Washington, D.C. – March 20, 2024 – The Indian Gaming Association mourns the loss of former National Congress of American Indians President Veronica L. Homer, who passed away on Monday, March 4, 2024, in Parker, Arizona, following a prolonged illness. Today, funeral services for Veronica took place in Parker, Arizona.

Indian Gaming Association Chairman Ernie Stevens Jr. shared, “Veronica Murdock Homer’s influence transcended mere leadership; she embodied mentorship, hope, and an unwavering commitment to justice. Her zeal for social equity and amplification of Indigenous voices will resonate for generations to come. Personally, Veronica’s guidance has deeply impacted my own leadership journey; she was not just a respected colleague but a dear friend and mentor.

Stevens added, “Throughout her time in leadership, Veronica’s visionary guidance opened pathways for progress and empowerment in Indigenous communities nationwide. Her legacy as a staunch advocate for Native rights and cultural heritage will reverberate through history’s corridors.”

As we grieve the loss of this remarkable leader, we simultaneously celebrate Veronica Murdock Homer’s enduring life and impact. Her indomitable spirit, resilience, and devotion to her people will forever be cherished and honored.” Stevens concluded.

Veronica Homer, of Shasta–Mohave descent and a member of the Colorado River Indian Tribes, had a remarkable career in tribal administration. She notably served as the vice chair of the Colorado River Tribe from 1969 to 1979 and later became the first female president of the National Congress of American Indians from 1977 to 1979. Following her time in tribal leadership roles, she worked as a civil service employee with the Bureau of Indian Affairs from 1980 to 2004.

Veronica was one of eight siblings born on December 5, 1943, in Parker, Arizona. She attended Parker High School and made her mark early on by winning the inaugural Miss Indian Arizona pageant in 1961 while studying at Arizona State University. Her achievements led to her being selected as the majorette and leader for the Arizona Inter–Tribal Band in President John F. Kennedy’s Inaugural Parade.

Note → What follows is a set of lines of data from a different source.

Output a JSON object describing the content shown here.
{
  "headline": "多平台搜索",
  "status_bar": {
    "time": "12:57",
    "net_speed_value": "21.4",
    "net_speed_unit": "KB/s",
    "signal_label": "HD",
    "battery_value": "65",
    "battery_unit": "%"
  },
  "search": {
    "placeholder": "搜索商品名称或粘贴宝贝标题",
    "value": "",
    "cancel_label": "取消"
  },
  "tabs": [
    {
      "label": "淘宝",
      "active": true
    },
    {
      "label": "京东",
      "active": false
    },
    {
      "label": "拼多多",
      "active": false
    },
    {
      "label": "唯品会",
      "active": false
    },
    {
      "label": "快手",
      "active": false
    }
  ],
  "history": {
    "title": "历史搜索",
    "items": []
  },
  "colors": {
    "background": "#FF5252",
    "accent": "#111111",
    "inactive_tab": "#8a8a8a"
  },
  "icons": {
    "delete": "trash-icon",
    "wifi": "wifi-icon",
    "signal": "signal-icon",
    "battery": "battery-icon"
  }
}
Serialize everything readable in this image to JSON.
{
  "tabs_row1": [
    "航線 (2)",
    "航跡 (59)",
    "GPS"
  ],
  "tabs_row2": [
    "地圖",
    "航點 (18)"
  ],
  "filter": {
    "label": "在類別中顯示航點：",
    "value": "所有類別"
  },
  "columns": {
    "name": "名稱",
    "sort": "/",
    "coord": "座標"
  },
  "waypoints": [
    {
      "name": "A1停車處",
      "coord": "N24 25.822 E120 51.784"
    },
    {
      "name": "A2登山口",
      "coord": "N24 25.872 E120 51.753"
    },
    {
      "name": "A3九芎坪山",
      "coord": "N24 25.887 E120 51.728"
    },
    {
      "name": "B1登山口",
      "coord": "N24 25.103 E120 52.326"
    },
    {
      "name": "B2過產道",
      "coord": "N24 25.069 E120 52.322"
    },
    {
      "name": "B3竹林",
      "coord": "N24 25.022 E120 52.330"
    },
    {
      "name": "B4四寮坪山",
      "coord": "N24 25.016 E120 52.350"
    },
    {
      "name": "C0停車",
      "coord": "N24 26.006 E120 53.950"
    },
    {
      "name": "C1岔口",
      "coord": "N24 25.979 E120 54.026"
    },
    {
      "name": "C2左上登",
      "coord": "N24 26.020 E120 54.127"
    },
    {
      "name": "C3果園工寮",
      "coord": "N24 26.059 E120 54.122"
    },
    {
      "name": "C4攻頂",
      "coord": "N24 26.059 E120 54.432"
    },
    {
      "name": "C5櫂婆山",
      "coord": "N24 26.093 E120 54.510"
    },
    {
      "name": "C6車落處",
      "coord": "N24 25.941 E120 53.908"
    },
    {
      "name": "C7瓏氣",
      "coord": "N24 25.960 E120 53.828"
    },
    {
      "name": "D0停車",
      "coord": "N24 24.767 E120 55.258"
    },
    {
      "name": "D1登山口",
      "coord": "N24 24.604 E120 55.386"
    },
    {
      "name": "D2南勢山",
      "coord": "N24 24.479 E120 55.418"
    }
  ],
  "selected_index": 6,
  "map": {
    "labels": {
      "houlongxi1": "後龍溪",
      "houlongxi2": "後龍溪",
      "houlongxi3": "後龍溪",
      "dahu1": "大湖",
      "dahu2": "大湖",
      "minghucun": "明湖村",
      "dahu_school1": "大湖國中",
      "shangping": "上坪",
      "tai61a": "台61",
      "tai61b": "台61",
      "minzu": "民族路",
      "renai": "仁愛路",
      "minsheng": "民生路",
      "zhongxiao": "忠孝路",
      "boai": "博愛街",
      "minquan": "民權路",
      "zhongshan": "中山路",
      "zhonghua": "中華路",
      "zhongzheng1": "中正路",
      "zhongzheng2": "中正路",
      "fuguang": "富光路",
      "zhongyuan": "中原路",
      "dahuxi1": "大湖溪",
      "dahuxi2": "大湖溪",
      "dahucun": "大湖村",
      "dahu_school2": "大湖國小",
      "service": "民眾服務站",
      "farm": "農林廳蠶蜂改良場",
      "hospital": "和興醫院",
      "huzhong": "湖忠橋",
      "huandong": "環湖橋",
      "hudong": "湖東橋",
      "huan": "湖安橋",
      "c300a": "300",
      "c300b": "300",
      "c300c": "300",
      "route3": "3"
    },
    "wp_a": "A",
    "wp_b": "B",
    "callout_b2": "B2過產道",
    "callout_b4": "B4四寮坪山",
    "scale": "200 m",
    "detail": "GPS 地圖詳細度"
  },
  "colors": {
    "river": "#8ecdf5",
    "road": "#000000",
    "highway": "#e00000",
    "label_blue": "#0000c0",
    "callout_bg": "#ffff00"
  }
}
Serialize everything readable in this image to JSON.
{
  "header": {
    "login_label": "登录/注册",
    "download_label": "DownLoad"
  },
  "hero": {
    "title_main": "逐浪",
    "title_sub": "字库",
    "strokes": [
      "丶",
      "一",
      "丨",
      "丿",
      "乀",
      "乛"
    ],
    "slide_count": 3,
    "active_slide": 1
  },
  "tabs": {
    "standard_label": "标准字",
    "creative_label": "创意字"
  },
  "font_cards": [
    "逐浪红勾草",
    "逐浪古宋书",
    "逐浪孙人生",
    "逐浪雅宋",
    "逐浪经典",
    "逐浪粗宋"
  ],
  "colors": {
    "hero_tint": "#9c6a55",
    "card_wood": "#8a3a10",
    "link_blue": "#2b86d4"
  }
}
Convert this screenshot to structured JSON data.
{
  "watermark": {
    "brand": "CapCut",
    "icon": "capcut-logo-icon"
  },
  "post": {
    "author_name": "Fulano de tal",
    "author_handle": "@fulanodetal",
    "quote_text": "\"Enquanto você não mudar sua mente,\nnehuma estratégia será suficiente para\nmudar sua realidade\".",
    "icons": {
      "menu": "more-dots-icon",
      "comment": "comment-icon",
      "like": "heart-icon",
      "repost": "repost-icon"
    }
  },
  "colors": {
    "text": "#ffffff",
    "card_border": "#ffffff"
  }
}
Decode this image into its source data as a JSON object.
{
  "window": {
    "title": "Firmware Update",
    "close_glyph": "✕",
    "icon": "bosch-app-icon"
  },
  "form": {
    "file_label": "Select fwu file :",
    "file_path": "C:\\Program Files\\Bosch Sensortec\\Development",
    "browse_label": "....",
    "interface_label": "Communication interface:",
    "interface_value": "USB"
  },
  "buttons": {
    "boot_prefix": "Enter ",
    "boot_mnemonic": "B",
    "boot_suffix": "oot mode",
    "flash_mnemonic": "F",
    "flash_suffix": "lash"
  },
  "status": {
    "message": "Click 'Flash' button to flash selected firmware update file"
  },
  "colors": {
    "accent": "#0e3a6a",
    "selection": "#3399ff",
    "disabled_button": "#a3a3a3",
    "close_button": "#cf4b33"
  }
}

Veronica’s commitment to her community was unwavering. Throughout the years, she was involved in various initiatives, including resource development, healthcare, job training, and more, all aimed at improving the lives of the people she served. Her tenure as the NCAI president in the late 1970s was marked by a dedication to tribal recognition and sovereignty, as she advocated for indigenous rights amidst evolving federal policies.

After her time at NCAI, Veronica continued her service within the Bureau of Indian Affairs, first as a Tribal Operations Specialist at the Colorado River Agency and then as a Tribal Operations Officer in Western Nevada. She eventually rose to the position of Special Assistant to the Assistant Secretary for Indian Affairs in Washington, D.C., before becoming the Superintendent of the Salt River Agency in Scottsdale, Arizona.

In 2004, after decades of dedicated federal service, Veronica retired and co-founded Women Empowering Women for Indian Nations, which later evolved into Women Empowering Women for Indigenous Nations (WEWIN), a prominent organization supporting Indigenous women in Indian Country. Her legacy of service and empowerment continues to inspire all who knew her.

Veronica’s funeral occurred today, March 20, 2024, at Parker High School Alumni Hall. Following this, a traditional service is scheduled from 6:30 PM to 3:00 AM at Colorado River Indian Tribes Big House in Parker, Arizona. Tomorrow, March 21, 2024, a traditional cremation rite will be held at 3:00 AM at Colorado River Indian Tribes Cemetery. A luncheon will follow on Thursday from 12:00 PM to 3:00 PM at Bluewater Resort & Casino.